BEGIN Exercise materials

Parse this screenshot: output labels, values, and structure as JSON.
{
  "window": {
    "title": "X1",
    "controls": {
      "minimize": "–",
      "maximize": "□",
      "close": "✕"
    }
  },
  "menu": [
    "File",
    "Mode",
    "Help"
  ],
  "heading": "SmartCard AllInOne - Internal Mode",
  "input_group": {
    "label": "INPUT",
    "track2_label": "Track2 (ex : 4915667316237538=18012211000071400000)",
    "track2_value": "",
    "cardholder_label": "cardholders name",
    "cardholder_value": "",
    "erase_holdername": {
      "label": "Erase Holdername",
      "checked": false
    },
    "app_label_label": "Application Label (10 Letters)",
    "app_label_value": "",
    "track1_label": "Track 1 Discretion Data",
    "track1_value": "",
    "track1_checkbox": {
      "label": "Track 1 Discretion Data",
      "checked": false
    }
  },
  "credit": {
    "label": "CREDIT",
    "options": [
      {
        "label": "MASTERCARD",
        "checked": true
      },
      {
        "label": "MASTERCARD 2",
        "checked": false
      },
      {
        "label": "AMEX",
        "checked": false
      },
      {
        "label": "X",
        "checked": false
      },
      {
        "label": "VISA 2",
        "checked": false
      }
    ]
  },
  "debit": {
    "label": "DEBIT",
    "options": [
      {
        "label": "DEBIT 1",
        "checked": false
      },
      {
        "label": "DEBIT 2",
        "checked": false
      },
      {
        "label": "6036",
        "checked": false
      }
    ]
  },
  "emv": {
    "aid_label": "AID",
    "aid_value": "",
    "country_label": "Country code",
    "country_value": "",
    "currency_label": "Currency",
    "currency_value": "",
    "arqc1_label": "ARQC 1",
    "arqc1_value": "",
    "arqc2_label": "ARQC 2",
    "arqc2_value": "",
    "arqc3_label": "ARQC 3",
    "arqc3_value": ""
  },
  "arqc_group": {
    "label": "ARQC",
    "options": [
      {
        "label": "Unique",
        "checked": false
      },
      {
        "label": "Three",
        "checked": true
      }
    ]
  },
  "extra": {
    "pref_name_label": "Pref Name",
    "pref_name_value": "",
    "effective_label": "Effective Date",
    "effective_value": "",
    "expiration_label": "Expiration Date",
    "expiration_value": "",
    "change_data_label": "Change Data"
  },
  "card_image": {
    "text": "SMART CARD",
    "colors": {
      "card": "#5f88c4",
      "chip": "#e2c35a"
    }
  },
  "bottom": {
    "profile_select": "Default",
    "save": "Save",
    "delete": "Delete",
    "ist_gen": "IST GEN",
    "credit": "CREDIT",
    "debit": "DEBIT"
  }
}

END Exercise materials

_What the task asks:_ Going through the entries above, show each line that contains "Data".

_Answer:_
    "track1_label": "Track 1 Discretion Data",
      "label": "Track 1 Discretion Data",
    "change_data_label": "Change Data"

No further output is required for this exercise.